> TASK GOAL
For the data below, give the number of lines that include the word "background" and nothing else.

> EXERCISE INPUTS
_ _ _

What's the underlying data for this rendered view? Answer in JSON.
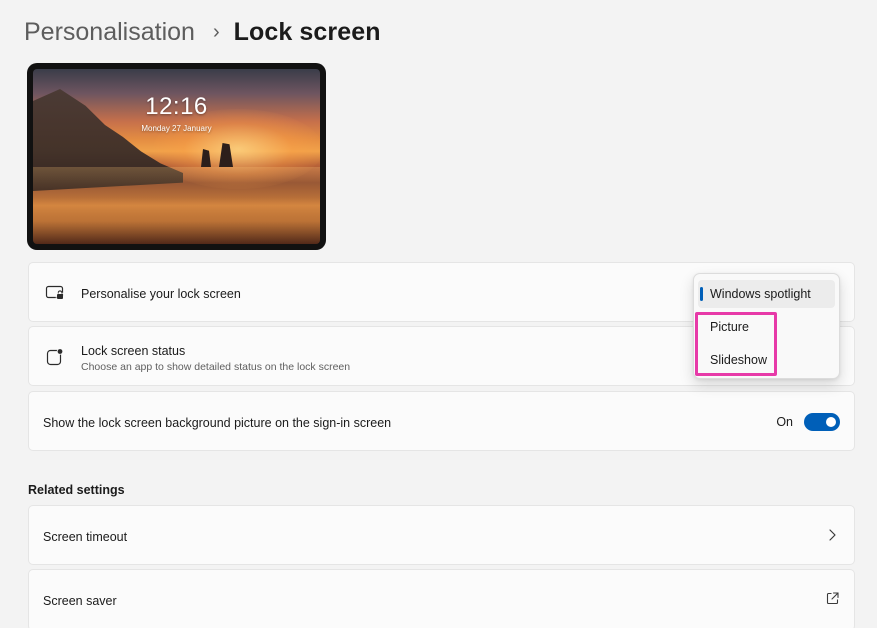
{
  "breadcrumb": {
    "parent": "Personalisation",
    "separator": "›",
    "current": "Lock screen"
  },
  "preview": {
    "time": "12:16",
    "date": "Monday 27 January"
  },
  "settings": {
    "personalise": {
      "title": "Personalise your lock screen",
      "icon": "lock-screen-icon"
    },
    "status": {
      "title": "Lock screen status",
      "subtitle": "Choose an app to show detailed status on the lock screen",
      "icon": "status-app-icon"
    },
    "background": {
      "title": "Show the lock screen background picture on the sign-in screen",
      "toggle_label": "On",
      "toggle_on": true
    }
  },
  "dropdown": {
    "options": [
      "Windows spotlight",
      "Picture",
      "Slideshow"
    ],
    "selected": "Windows spotlight",
    "highlighted": [
      "Picture",
      "Slideshow"
    ]
  },
  "related": {
    "label": "Related settings",
    "timeout": {
      "title": "Screen timeout",
      "icon": "chevron-right-icon"
    },
    "saver": {
      "title": "Screen saver",
      "icon": "external-link-icon"
    }
  },
  "colors": {
    "accent": "#005fb8",
    "highlight": "#e73aa8",
    "background": "#f3f3f3",
    "card": "#fbfbfb"
  }
}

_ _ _

> ANSWER SPACE
3